Reuters Health Information (2008-11-04): Rifaximin plus lactulose reduces severity of hepatic encephalopathy
Rifaximin plus lactulose reduces severity of hepatic encephalopathy
Last Updated: 2008-11-04 14:01:53 -0400 (Reuters Health)
SAN FRANCISCO (Reuters Health) - The non-absorbed antibiotic rifaximin (Xifaxan, Salix Pharmaceuticals) added to standard treatment of hepatic encephalopathy with lactulose significantly reduces the number of hospitalizations for hepatic encephalopathy and shortens the length of hospital stay.
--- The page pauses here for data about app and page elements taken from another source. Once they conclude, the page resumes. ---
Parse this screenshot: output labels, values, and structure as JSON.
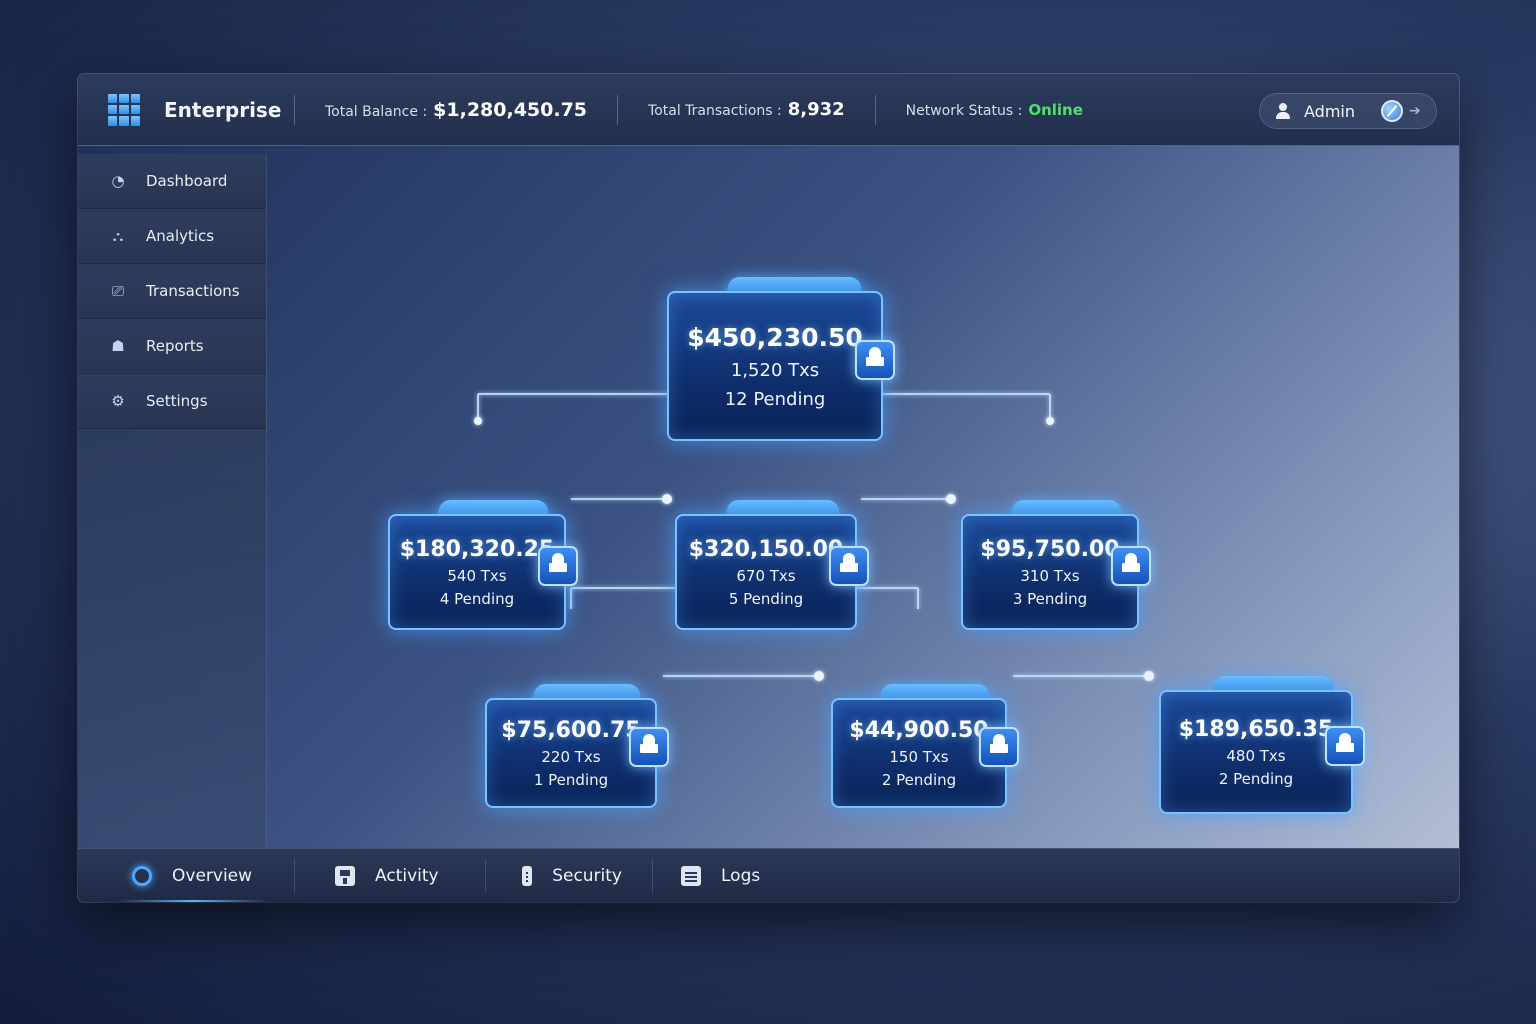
{
  "header": {
    "brand": "Enterprise",
    "total_balance_label": "Total Balance :",
    "total_balance": "$1,280,450.75",
    "total_transactions_label": "Total Transactions :",
    "total_transactions": "8,932",
    "network_status_label": "Network Status :",
    "network_status": "Online",
    "user": "Admin",
    "status_color": "#4fe06a"
  },
  "sidebar": {
    "items": [
      {
        "label": "Dashboard",
        "icon": "dashboard-icon"
      },
      {
        "label": "Analytics",
        "icon": "analytics-icon"
      },
      {
        "label": "Transactions",
        "icon": "transactions-icon"
      },
      {
        "label": "Reports",
        "icon": "reports-icon"
      },
      {
        "label": "Settings",
        "icon": "settings-icon"
      }
    ]
  },
  "nodes": [
    {
      "amount": "$450,230.50",
      "txs": "1,520 Txs",
      "pending": "12 Pending"
    },
    {
      "amount": "$180,320.25",
      "txs": "540 Txs",
      "pending": "4 Pending"
    },
    {
      "amount": "$320,150.00",
      "txs": "670 Txs",
      "pending": "5 Pending"
    },
    {
      "amount": "$95,750.00",
      "txs": "310 Txs",
      "pending": "3 Pending"
    },
    {
      "amount": "$75,600.75",
      "txs": "220 Txs",
      "pending": "1 Pending"
    },
    {
      "amount": "$44,900.50",
      "txs": "150 Txs",
      "pending": "2 Pending"
    },
    {
      "amount": "$189,650.35",
      "txs": "480 Txs",
      "pending": "2 Pending"
    }
  ],
  "bottom_tabs": [
    {
      "label": "Overview",
      "icon": "ring-icon",
      "active": true
    },
    {
      "label": "Activity",
      "icon": "activity-icon"
    },
    {
      "label": "Security",
      "icon": "security-icon"
    },
    {
      "label": "Logs",
      "icon": "logs-icon"
    }
  ],
  "colors": {
    "accent": "#4aa8ff",
    "node_border": "#7ac2ff",
    "online": "#4fe06a"
  }
}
Those findings were presented here at The Liver Meeting 2008, the annual meeting of the American Association for the Study of Liver Diseases (AASLD) by Dr. Parvez S. Mantry of The Liver Institute at Methodist Dallas Medical Center, Texas.
Dr. Mantry described a retrospective review of medical records of 123 patients with end-stage liver disease seen on the liver transplantation unit at his institution. Fifty-eight of the patients received lactulose monotherapy for a mean duration of 24 months, while 65 patients received adjunctive rifaximin, 400-1200 mg/day, for a mean duration of 14 months after lactulose monotherapy.
"The risk of hospitalization for hepatic encephalopathy during adjunctive rifaximin treatment was 87% lower than during the preceding period with lactulose monotherapy," Dr. Mantry told meeting attendees.
Mean hospitalizations per patient were 0.26 with rifaximin plus lactulose and 0.95 with lactulose alone, for an odds ratio (OR) of 0.13.
The mean duration of hospitalizations for hepatic encephalopathy was shorter during adjunctive rifaximin (1.1 days) compared with lactulose monotherapy (2.4 days).
Treatment, age, and MELD score were independent predictors of hospitalization for hepatic encephalopathy.
"By reducing hospitalizations, rifaximin may reduce morbidity associated with hospitalization and overall costs associated with hepatic encephalopathy," Dr. Mantry concluded, adding, "Prospective studies to further investigate the potential therapeutic and pharmaco-economic benefits of rifaximin for hepatic encephalopathy are ongoing."